_0000s_0016_Kutsop_Brian.jpg


Epic Systems Corporation
Madison, Wisconsin area

Department: Release Team
Education: B.S. Computer Science, Minor Business for Engineers, 2014, and M.E. Computer Science, 2015, Cornell University
Career stage: Early—3 years post Bachelor’s

What He Does
At Epic, Brian is a software developer on the release team, which is involved with the work associated with deploying software releases. His primary responsibility is developing tools that allow system and database administrators to install Epic products on their company’s servers and create the infrastructure necessary to update potentially thousands of machines. The team also works on algorithms for performing data conversions, determining dependencies between software updates, and engineering ways to shift time-consuming installation processes to fall outside of the required inoperative duration. The healthcare organizations that rely on Epic’s software function 24/7, so Brian and his team must do everything in their power to ensure such updates and installations cause as little downtime as possible so that patient care and patient’s lives are not affected. This is what makes the job so meaningful.

Necessary Job Skills
Computational science and applied mathematics are important both to Brian’s individual job and to the industry as a whole. In order to reduce customer downtimes, Brian’s team must understand the algorithms being used to perform upgrades and data conversions, analyze these algorithms and new processes for potential performance bottlenecks, and work toward creating more efficient and reliable systems. They must have a good understanding of security fundamentals like cryptography, data integrity, and authentication, in order to ensure systems are properly secured and not prone to attacks.

Work/Life Balance
The Epic company culture provides a bolstering and understanding atmosphere. When the opportunity for a new, exciting, and high-priority project came his way, Brian committed to dedicating a lot more time to work to see the project through to fruition, which he feels is often necessary if you really want to push yourself to doing the next great thing.

Career Path
Brian knew he wanted to be in a profession that would make a significant impact in the world, and he saw chemical engineering as the door that could lead him to helping make the next pharmaceutical breakthrough or assisting to revolutionize the energy industry. After interning at Shell and GE, and taking some computer science courses and thoroughly enjoying them, he realized the software industry moved at a much faster pace and better fit his personal drive to see rapid innovation and improvement. Moreover, when he discovered Epic in the electronic medical records industry, he became confident that he could still make a big difference in people’s lives by improving healthcare.

Learn to communicate! Your ideas will not help many people if you cannot share them. And the more you talk with different individuals, the more opportunities you will find, and the more you will be inspired by other ideas and brilliant co-workers hoping to make the same difference in the world as you.
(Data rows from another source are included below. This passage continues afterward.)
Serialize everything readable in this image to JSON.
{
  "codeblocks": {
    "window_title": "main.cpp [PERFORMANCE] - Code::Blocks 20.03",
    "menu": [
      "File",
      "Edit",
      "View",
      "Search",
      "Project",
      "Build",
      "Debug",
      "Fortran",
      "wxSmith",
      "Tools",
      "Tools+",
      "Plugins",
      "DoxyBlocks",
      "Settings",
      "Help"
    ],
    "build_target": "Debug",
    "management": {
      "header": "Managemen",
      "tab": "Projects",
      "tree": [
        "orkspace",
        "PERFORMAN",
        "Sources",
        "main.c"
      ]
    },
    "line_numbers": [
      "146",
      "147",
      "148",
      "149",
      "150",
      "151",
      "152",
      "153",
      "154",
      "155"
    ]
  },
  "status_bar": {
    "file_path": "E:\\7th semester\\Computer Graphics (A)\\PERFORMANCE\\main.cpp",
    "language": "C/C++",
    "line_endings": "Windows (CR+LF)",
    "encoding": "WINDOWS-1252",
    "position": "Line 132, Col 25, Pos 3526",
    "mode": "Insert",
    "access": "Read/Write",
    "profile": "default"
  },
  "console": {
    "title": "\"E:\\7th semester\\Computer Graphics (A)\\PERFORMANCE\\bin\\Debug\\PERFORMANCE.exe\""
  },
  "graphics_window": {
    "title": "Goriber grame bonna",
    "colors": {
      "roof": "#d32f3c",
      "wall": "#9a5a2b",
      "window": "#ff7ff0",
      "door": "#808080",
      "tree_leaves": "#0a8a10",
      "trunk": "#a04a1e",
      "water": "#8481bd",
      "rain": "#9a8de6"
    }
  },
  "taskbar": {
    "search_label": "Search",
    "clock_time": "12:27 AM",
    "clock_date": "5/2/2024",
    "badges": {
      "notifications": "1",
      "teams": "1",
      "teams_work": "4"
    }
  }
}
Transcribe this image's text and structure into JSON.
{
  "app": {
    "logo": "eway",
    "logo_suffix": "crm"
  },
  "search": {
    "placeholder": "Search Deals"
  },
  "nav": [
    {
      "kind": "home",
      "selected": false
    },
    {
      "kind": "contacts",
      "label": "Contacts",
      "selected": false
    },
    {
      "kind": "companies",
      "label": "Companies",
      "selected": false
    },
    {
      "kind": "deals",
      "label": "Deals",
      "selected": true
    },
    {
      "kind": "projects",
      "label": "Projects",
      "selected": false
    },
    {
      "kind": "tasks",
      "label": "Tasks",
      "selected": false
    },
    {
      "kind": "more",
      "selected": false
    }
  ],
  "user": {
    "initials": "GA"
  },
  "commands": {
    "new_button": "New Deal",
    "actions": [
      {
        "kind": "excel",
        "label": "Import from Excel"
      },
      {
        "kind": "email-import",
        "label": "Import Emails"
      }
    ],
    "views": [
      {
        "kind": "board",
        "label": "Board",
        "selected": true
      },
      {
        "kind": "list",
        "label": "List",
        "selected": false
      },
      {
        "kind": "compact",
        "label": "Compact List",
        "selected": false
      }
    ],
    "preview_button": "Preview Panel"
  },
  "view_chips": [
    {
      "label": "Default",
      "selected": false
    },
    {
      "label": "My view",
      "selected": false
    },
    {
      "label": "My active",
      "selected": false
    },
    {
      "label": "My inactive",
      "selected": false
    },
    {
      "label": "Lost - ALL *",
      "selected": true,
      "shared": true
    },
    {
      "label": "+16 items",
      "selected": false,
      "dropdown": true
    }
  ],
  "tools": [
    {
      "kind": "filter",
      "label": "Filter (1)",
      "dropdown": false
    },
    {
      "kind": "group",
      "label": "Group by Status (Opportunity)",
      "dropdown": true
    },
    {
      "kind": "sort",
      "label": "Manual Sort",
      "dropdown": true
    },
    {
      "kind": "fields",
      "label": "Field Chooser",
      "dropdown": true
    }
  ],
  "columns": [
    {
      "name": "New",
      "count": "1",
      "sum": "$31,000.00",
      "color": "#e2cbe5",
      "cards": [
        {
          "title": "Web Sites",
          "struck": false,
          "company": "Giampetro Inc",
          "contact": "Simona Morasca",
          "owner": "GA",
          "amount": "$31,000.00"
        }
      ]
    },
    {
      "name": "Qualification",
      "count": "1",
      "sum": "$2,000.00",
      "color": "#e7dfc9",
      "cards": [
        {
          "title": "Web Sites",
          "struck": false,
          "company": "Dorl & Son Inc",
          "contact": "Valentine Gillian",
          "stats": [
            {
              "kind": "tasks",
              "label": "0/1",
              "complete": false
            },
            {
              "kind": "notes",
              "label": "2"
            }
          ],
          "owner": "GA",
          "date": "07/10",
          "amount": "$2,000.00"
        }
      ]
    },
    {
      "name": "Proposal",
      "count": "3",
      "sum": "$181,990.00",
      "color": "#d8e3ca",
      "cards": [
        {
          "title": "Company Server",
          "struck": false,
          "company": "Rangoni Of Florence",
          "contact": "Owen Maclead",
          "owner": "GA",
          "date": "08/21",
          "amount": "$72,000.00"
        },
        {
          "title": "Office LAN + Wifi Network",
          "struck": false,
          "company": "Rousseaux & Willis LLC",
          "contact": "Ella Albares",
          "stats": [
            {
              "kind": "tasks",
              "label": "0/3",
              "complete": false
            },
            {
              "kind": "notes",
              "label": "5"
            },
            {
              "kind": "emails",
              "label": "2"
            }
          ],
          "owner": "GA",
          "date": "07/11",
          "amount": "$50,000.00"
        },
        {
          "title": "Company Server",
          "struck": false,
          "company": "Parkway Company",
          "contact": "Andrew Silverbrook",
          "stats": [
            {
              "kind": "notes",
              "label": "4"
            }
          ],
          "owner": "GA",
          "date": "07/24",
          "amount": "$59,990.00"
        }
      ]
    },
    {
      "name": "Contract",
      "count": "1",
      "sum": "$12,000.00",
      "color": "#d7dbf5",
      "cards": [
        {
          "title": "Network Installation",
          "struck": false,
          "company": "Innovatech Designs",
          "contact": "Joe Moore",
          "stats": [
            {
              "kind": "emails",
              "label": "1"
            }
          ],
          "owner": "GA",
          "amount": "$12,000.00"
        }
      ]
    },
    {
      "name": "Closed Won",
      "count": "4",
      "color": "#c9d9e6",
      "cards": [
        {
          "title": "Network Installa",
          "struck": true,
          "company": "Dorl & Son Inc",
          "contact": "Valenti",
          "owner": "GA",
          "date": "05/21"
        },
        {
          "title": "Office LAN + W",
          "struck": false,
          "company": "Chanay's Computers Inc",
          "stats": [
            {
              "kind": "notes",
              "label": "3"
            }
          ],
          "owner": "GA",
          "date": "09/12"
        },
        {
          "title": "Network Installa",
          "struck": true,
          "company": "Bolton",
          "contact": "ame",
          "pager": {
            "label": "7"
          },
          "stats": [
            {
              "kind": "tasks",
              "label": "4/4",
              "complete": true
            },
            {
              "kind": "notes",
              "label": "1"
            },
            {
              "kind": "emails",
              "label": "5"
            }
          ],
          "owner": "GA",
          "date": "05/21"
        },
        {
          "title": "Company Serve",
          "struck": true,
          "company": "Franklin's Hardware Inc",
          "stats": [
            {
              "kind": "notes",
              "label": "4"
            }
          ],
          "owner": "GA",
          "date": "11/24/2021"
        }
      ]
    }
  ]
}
Career Expectations and Advice
“Knowing an important end goal is a huge motivator.”
Get practical industry experience early through internships and job opportunities! The real world can be quite different than the idealistic academic world. For example, developing at a large company with many integrated and well-established products, you must constantly be thinking about how you could inadvertently break functionality for a feature on another team, or how you must be backwards-compatible with a customer on an older version of the software. Industry experience significantly pushed my decision to move from chemical engineering to computer science, and even for those who plan on staying in academia, it can reveal what practical applications can benefit from innovative research. Knowing an important end goal is a huge motivator.

Salary
Typical salaries for software developers early in their careers range from $80,000–$120,000 per year. This can grow towards $120,000–$150,000 as you prove yourself, begin leading projects, and have a key role in large, more important, and more complex projects.

Back to List